The study, which USES statistical models to predict the future amount of arctic ice, suggests that in the decade of the 2030s, most likely in 2034, the arctic could be ice-free in summer.
Sea ice is frozen water that melts in the summer and refreezes in the winter. The amount of summer sea ice in the arctic has been steadily declining over the past few decades because of global warming. The U.S. national oceanic and atmospheric administration says the amount of sea ice in 2019 fell to the second-smallest level on record.
Sea ice affects arctic communities and wildlife such as polar bears and walruses, and helps regulate earth’s temperature by affecting atmospheric and ocean circulation. “The extent of arctic ice is important to the inhabitants of the arctic, whose land is being impacted by increased coastal erosion,” noaa said in a statement. In turn, the loss of sea ice creates economic opportunities, including the opening of oil fields and new shipping lanes.”

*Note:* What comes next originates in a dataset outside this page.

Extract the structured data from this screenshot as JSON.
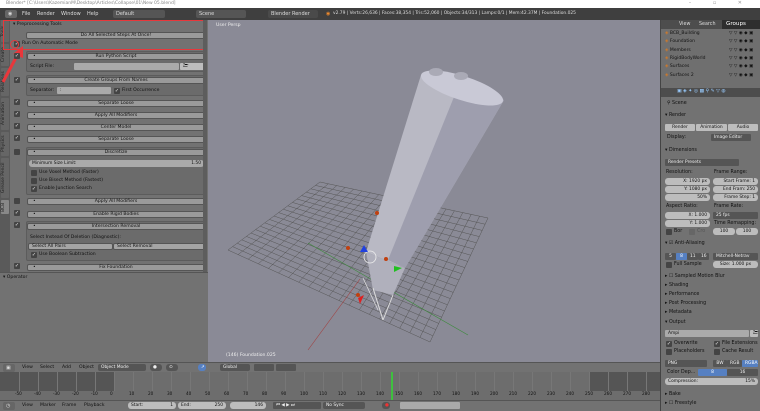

According to the report, what scientists call the first “ice-free” arctic summer year will occur when arctic sea ice is less than 1m sq km (thick ice around Canada’s arctic islands would probably have stayed around longer, even in summer). With climate change, the arctic is warming more than twice as fast as the rest of the planet. In 2019, arctic temperatures were about 3.4 degrees Celsius above average, the second-warmest year since records began in 1900.
The scientists also say the results suggest there is room for improvement in the sea ice model, which may be disappearing faster than current models suggest.